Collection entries
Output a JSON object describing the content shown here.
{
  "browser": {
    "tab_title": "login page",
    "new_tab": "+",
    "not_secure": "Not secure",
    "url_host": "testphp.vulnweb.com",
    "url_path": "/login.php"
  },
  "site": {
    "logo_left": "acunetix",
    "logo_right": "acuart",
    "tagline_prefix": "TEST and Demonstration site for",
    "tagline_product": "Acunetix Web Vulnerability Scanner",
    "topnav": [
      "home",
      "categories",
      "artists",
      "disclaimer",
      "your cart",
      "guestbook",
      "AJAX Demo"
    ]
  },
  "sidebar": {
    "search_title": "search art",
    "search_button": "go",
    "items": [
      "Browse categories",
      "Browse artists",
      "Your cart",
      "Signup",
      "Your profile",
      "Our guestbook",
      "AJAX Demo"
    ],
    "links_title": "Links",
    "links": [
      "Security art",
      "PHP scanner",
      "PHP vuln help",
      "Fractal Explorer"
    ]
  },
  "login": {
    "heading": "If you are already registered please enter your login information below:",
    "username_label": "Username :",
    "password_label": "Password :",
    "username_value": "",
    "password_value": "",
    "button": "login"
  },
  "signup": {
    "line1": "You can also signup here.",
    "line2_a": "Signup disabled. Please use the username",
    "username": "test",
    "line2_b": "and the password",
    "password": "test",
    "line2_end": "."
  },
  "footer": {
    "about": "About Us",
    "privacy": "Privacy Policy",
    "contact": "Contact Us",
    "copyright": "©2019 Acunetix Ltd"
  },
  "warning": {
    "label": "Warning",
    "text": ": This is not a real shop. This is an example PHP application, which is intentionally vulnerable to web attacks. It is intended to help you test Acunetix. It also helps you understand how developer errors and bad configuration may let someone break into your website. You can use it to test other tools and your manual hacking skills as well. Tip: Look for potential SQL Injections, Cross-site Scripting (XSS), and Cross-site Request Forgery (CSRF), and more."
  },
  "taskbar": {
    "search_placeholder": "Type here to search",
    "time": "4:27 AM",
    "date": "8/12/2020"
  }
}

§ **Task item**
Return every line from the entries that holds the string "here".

§ **Written solution**
Output a JSON object describing the content shown here.
    "line1": "You can also signup here.",
    "search_placeholder": "Type here to search",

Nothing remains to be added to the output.